■ Task to complete:
Would you copy each line of the data below that has "JSON"?

[Saved data entries]
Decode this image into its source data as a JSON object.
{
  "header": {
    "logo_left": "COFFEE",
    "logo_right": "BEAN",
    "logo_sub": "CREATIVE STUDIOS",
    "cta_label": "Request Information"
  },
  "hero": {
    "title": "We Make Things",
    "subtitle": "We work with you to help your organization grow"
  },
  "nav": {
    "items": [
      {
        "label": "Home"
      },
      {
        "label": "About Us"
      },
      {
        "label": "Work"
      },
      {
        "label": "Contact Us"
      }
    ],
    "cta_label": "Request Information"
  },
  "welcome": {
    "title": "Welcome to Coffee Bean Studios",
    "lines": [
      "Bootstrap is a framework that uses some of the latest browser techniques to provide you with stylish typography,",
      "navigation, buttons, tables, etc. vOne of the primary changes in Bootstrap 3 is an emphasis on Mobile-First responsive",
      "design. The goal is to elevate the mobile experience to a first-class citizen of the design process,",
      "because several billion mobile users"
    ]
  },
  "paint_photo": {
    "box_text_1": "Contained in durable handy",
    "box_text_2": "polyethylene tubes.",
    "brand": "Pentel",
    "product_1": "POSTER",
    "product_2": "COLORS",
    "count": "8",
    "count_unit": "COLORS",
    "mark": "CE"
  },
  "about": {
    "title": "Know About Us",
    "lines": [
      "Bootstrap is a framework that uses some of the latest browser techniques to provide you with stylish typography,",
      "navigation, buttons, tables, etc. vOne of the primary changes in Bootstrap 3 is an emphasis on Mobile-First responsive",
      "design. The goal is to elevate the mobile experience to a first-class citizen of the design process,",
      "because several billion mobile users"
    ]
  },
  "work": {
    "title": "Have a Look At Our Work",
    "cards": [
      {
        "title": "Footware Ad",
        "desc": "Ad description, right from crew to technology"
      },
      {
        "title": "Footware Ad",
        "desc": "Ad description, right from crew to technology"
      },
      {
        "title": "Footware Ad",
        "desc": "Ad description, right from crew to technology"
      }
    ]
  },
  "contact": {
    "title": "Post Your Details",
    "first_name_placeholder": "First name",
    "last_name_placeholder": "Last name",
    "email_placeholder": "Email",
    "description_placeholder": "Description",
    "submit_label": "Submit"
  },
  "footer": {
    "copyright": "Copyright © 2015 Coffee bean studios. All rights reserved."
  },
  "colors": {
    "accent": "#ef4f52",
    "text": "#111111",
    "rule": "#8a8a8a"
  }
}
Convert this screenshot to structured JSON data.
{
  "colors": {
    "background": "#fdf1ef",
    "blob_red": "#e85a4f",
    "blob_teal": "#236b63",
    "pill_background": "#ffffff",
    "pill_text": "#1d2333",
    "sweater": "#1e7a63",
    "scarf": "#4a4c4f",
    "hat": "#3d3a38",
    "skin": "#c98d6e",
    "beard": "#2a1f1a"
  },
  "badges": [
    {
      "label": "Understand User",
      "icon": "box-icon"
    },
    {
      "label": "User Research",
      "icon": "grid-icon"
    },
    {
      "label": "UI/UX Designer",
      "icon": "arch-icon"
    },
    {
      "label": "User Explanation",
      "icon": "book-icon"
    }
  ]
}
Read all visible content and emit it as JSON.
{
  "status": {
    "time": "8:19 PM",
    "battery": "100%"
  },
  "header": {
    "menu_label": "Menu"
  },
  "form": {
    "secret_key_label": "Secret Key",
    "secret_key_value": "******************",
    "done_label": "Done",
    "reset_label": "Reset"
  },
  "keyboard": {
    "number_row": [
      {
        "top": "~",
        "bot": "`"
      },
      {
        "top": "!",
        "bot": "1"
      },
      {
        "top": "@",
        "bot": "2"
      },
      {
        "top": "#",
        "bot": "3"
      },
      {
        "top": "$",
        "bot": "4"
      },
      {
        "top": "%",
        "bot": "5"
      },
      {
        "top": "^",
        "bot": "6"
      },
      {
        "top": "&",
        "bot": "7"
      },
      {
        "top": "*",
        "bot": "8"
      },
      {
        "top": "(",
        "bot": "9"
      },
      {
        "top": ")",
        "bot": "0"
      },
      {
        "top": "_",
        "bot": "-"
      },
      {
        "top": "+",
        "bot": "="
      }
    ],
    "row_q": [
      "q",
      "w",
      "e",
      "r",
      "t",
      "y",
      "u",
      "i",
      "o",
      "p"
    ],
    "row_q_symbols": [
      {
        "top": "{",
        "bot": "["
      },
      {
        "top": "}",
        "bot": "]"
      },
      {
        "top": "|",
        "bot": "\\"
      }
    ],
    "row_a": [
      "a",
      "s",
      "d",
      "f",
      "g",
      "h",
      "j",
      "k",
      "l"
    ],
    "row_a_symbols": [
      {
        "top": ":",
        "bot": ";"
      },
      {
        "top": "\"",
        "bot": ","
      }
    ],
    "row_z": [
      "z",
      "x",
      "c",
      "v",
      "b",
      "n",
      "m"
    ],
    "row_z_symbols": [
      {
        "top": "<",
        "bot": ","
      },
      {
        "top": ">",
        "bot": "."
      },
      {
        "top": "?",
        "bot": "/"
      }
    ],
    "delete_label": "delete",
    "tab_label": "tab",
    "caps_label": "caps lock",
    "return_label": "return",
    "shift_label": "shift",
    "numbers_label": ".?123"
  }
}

■ Exercise output:
Decode this image into its source data as a JSON object.
Convert this screenshot to structured JSON data.
Read all visible content and emit it as JSON.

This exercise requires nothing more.